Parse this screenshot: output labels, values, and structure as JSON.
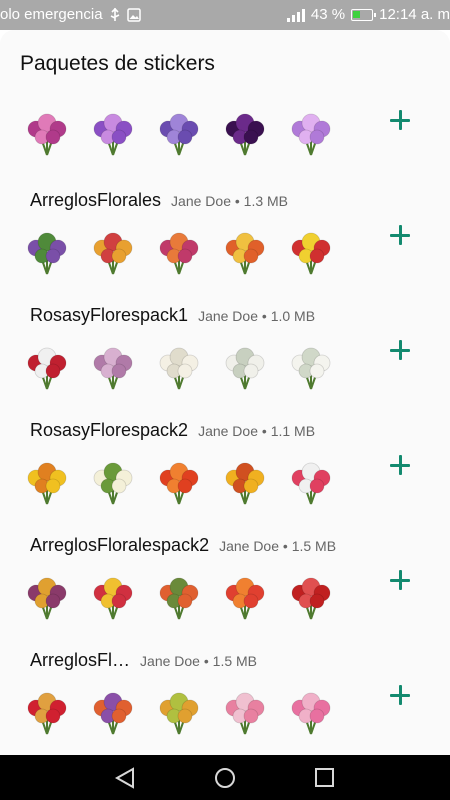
{
  "status_bar": {
    "left_text": "olo emergencia",
    "battery_text": "43 %",
    "battery_level": 0.43,
    "time": "12:14 a. m",
    "icons": [
      "usb-icon",
      "image-icon",
      "signal-icon",
      "battery-charging-icon"
    ]
  },
  "page_title": "Paquetes de stickers",
  "packs": [
    {
      "name": "",
      "author": "",
      "size": "",
      "sticker_colors": [
        [
          "#b03a8a",
          "#e07ab8"
        ],
        [
          "#8a4fc4",
          "#c88ae0"
        ],
        [
          "#6a4cb0",
          "#9f84d8"
        ],
        [
          "#3a1050",
          "#6b2a8a"
        ],
        [
          "#b07ad8",
          "#e0b0f0"
        ]
      ]
    },
    {
      "name": "ArreglosFlorales",
      "author": "Jane Doe",
      "size": "1.3 MB",
      "sticker_colors": [
        [
          "#7a4fa8",
          "#4f8a3a"
        ],
        [
          "#e8a030",
          "#d04040"
        ],
        [
          "#c03a6a",
          "#e87a3a"
        ],
        [
          "#e0602a",
          "#f0c040"
        ],
        [
          "#d03030",
          "#f0d030"
        ]
      ]
    },
    {
      "name": "RosasyFlorespack1",
      "author": "Jane Doe",
      "size": "1.0 MB",
      "sticker_colors": [
        [
          "#c02030",
          "#f0f0f0"
        ],
        [
          "#b07aa8",
          "#d8b0d0"
        ],
        [
          "#f4f0e4",
          "#e0dccc"
        ],
        [
          "#f0f0ea",
          "#c8d0c0"
        ],
        [
          "#f4f4ee",
          "#d0d8c8"
        ]
      ]
    },
    {
      "name": "RosasyFlorespack2",
      "author": "Jane Doe",
      "size": "1.1 MB",
      "sticker_colors": [
        [
          "#f0c020",
          "#e08020"
        ],
        [
          "#f4f0d8",
          "#6a9a3a"
        ],
        [
          "#e04020",
          "#f08030"
        ],
        [
          "#f0b020",
          "#d05020"
        ],
        [
          "#e04060",
          "#f0f0f0"
        ]
      ]
    },
    {
      "name": "ArreglosFloralespack2",
      "author": "Jane Doe",
      "size": "1.5 MB",
      "sticker_colors": [
        [
          "#8a3a6a",
          "#e0a030"
        ],
        [
          "#d03040",
          "#f0c030"
        ],
        [
          "#e06030",
          "#6a8a3a"
        ],
        [
          "#e04030",
          "#f08030"
        ],
        [
          "#c02020",
          "#e05050"
        ]
      ]
    },
    {
      "name": "ArreglosFl…",
      "author": "Jane Doe",
      "size": "1.5 MB",
      "sticker_colors": [
        [
          "#d02030",
          "#e0a040"
        ],
        [
          "#e06030",
          "#8a4fa8"
        ],
        [
          "#e0a030",
          "#b0c040"
        ],
        [
          "#e880a0",
          "#f0c0d0"
        ],
        [
          "#e870a0",
          "#f0b0c8"
        ]
      ]
    }
  ],
  "navbar": {
    "icons": [
      "back-icon",
      "home-icon",
      "recents-icon"
    ]
  },
  "colors": {
    "accent": "#138a6f",
    "status_bar": "#a9a9a9",
    "nav_bar": "#000000"
  }
}
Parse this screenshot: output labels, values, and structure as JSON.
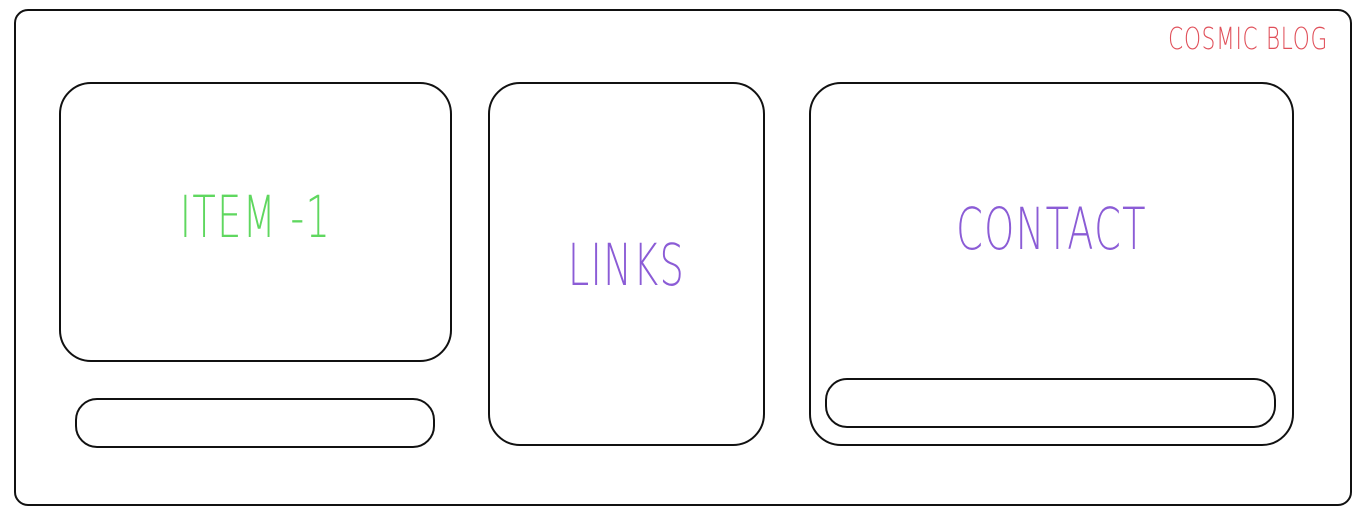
{
  "header": {
    "brand": "COSMIC BLOG"
  },
  "cards": {
    "item": {
      "label": "ITEM -1",
      "color": "#5fd75f"
    },
    "links": {
      "label": "LINKS",
      "color": "#8b5cd6"
    },
    "contact": {
      "label": "CONTACT",
      "color": "#8b5cd6"
    }
  },
  "colors": {
    "brand": "#e0505a",
    "border": "#111111",
    "background": "#ffffff"
  }
}
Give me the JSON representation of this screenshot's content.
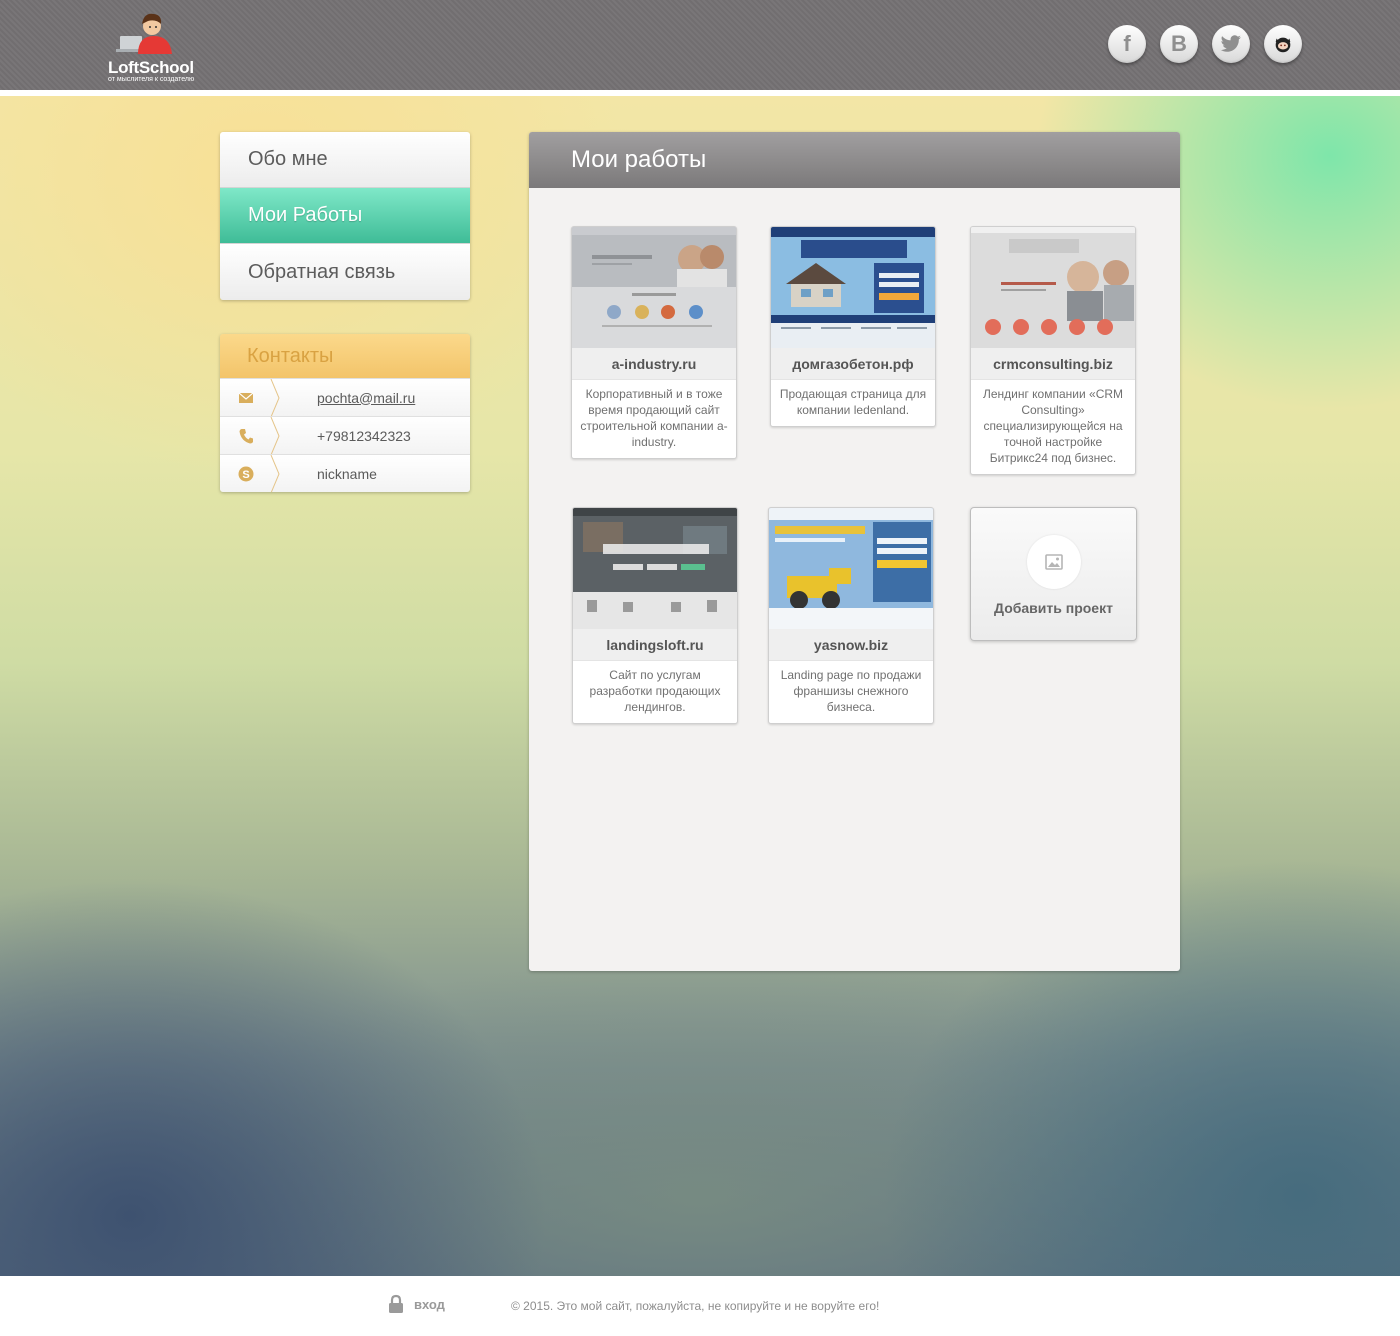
{
  "header": {
    "logo_title": "LoftSchool",
    "logo_subtitle": "от мыслителя к создателю",
    "socials": [
      {
        "name": "facebook",
        "glyph": "f"
      },
      {
        "name": "vk",
        "glyph": "B"
      },
      {
        "name": "twitter",
        "glyph": ""
      },
      {
        "name": "github",
        "glyph": ""
      }
    ]
  },
  "nav": {
    "items": [
      {
        "label": "Обо мне",
        "active": false
      },
      {
        "label": "Мои Работы",
        "active": true
      },
      {
        "label": "Обратная связь",
        "active": false
      }
    ]
  },
  "contacts": {
    "title": "Контакты",
    "email": "pochta@mail.ru",
    "phone": "+79812342323",
    "skype": "nickname"
  },
  "main": {
    "title": "Мои работы",
    "works": [
      {
        "title": "a-industry.ru",
        "desc": "Корпоративный и в тоже время продающий сайт строительной компании a-industry."
      },
      {
        "title": "домгазобетон.рф",
        "desc": "Продающая страница для компании ledenland."
      },
      {
        "title": "crmconsulting.biz",
        "desc": "Лендинг компании «CRM Consulting» специализирующейся на точной настройке Битрикс24 под бизнес."
      },
      {
        "title": "landingsloft.ru",
        "desc": "Сайт по услугам разработки продающих лендингов."
      },
      {
        "title": "yasnow.biz",
        "desc": "Landing page по продажи франшизы снежного бизнеса."
      }
    ],
    "add_label": "Добавить проект"
  },
  "footer": {
    "login_label": "вход",
    "copyright": "© 2015. Это мой сайт, пожалуйста, не копируйте и не воруйте его!"
  }
}
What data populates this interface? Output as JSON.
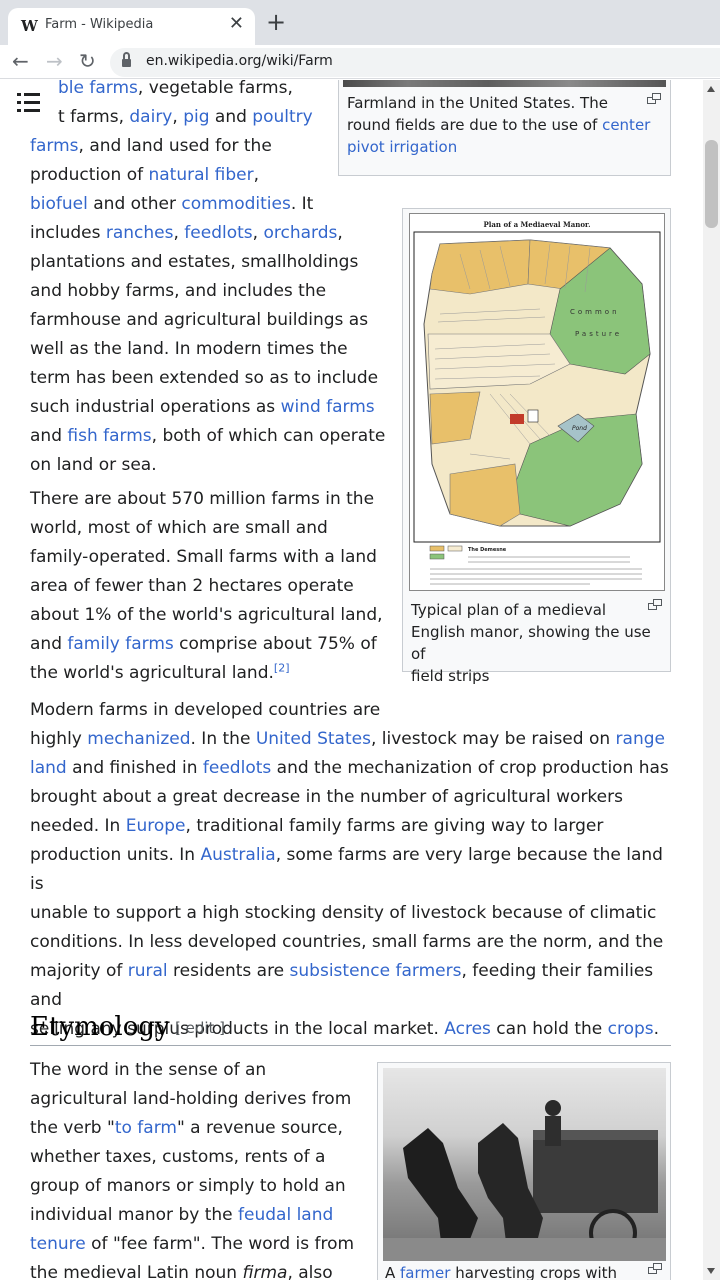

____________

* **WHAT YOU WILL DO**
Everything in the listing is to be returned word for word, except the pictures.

* **WRITTEN ANSWER**
Parse this screenshot: output labels, values, and structure as JSON.
{
  "status_bar": {
    "left_text": "olo emergencia",
    "battery_text": "43 %",
    "battery_level": 0.43,
    "time": "12:14 a. m",
    "icons": [
      "usb-icon",
      "image-icon",
      "signal-icon",
      "battery-charging-icon"
    ]
  },
  "page_title": "Paquetes de stickers",
  "packs": [
    {
      "name": "",
      "author": "",
      "size": "",
      "sticker_colors": [
        [
          "#b03a8a",
          "#e07ab8"
        ],
        [
          "#8a4fc4",
          "#c88ae0"
        ],
        [
          "#6a4cb0",
          "#9f84d8"
        ],
        [
          "#3a1050",
          "#6b2a8a"
        ],
        [
          "#b07ad8",
          "#e0b0f0"
        ]
      ]
    },
    {
      "name": "ArreglosFlorales",
      "author": "Jane Doe",
      "size": "1.3 MB",
      "sticker_colors": [
        [
          "#7a4fa8",
          "#4f8a3a"
        ],
        [
          "#e8a030",
          "#d04040"
        ],
        [
          "#c03a6a",
          "#e87a3a"
        ],
        [
          "#e0602a",
          "#f0c040"
        ],
        [
          "#d03030",
          "#f0d030"
        ]
      ]
    },
    {
      "name": "RosasyFlorespack1",
      "author": "Jane Doe",
      "size": "1.0 MB",
      "sticker_colors": [
        [
          "#c02030",
          "#f0f0f0"
        ],
        [
          "#b07aa8",
          "#d8b0d0"
        ],
        [
          "#f4f0e4",
          "#e0dccc"
        ],
        [
          "#f0f0ea",
          "#c8d0c0"
        ],
        [
          "#f4f4ee",
          "#d0d8c8"
        ]
      ]
    },
    {
      "name": "RosasyFlorespack2",
      "author": "Jane Doe",
      "size": "1.1 MB",
      "sticker_colors": [
        [
          "#f0c020",
          "#e08020"
        ],
        [
          "#f4f0d8",
          "#6a9a3a"
        ],
        [
          "#e04020",
          "#f08030"
        ],
        [
          "#f0b020",
          "#d05020"
        ],
        [
          "#e04060",
          "#f0f0f0"
        ]
      ]
    },
    {
      "name": "ArreglosFloralespack2",
      "author": "Jane Doe",
      "size": "1.5 MB",
      "sticker_colors": [
        [
          "#8a3a6a",
          "#e0a030"
        ],
        [
          "#d03040",
          "#f0c030"
        ],
        [
          "#e06030",
          "#6a8a3a"
        ],
        [
          "#e04030",
          "#f08030"
        ],
        [
          "#c02020",
          "#e05050"
        ]
      ]
    },
    {
      "name": "ArreglosFl…",
      "author": "Jane Doe",
      "size": "1.5 MB",
      "sticker_colors": [
        [
          "#d02030",
          "#e0a040"
        ],
        [
          "#e06030",
          "#8a4fa8"
        ],
        [
          "#e0a030",
          "#b0c040"
        ],
        [
          "#e880a0",
          "#f0c0d0"
        ],
        [
          "#e870a0",
          "#f0b0c8"
        ]
      ]
    }
  ],
  "navbar": {
    "icons": [
      "back-icon",
      "home-icon",
      "recents-icon"
    ]
  },
  "colors": {
    "accent": "#138a6f",
    "status_bar": "#a9a9a9",
    "nav_bar": "#000000"
  }
}
Parse this screenshot: output labels, values, and structure as JSON.
{
  "header": {
    "brand": "COSMIC BLOG"
  },
  "cards": {
    "item": {
      "label": "ITEM -1",
      "color": "#5fd75f"
    },
    "links": {
      "label": "LINKS",
      "color": "#8b5cd6"
    },
    "contact": {
      "label": "CONTACT",
      "color": "#8b5cd6"
    }
  },
  "colors": {
    "brand": "#e0505a",
    "border": "#111111",
    "background": "#ffffff"
  }
}
Give me the JSON representation of this screenshot's content.
{
  "header": {
    "logo_title": "LoftSchool",
    "logo_subtitle": "от мыслителя к создателю",
    "socials": [
      {
        "name": "facebook",
        "glyph": "f"
      },
      {
        "name": "vk",
        "glyph": "B"
      },
      {
        "name": "twitter",
        "glyph": ""
      },
      {
        "name": "github",
        "glyph": ""
      }
    ]
  },
  "nav": {
    "items": [
      {
        "label": "Обо мне",
        "active": false
      },
      {
        "label": "Мои Работы",
        "active": true
      },
      {
        "label": "Обратная связь",
        "active": false
      }
    ]
  },
  "contacts": {
    "title": "Контакты",
    "email": "pochta@mail.ru",
    "phone": "+79812342323",
    "skype": "nickname"
  },
  "main": {
    "title": "Мои работы",
    "works": [
      {
        "title": "a-industry.ru",
        "desc": "Корпоративный и в тоже время продающий сайт строительной компании a-industry."
      },
      {
        "title": "домгазобетон.рф",
        "desc": "Продающая страница для компании ledenland."
      },
      {
        "title": "crmconsulting.biz",
        "desc": "Лендинг компании «CRM Consulting» специализирующейся на точной настройке Битрикс24 под бизнес."
      },
      {
        "title": "landingsloft.ru",
        "desc": "Сайт по услугам разработки продающих лендингов."
      },
      {
        "title": "yasnow.biz",
        "desc": "Landing page по продажи франшизы снежного бизнеса."
      }
    ],
    "add_label": "Добавить проект"
  },
  "footer": {
    "login_label": "вход",
    "copyright": "© 2015. Это мой сайт, пожалуйста, не копируйте и не воруйте его!"
  }
}
What data populates this interface? Output as JSON.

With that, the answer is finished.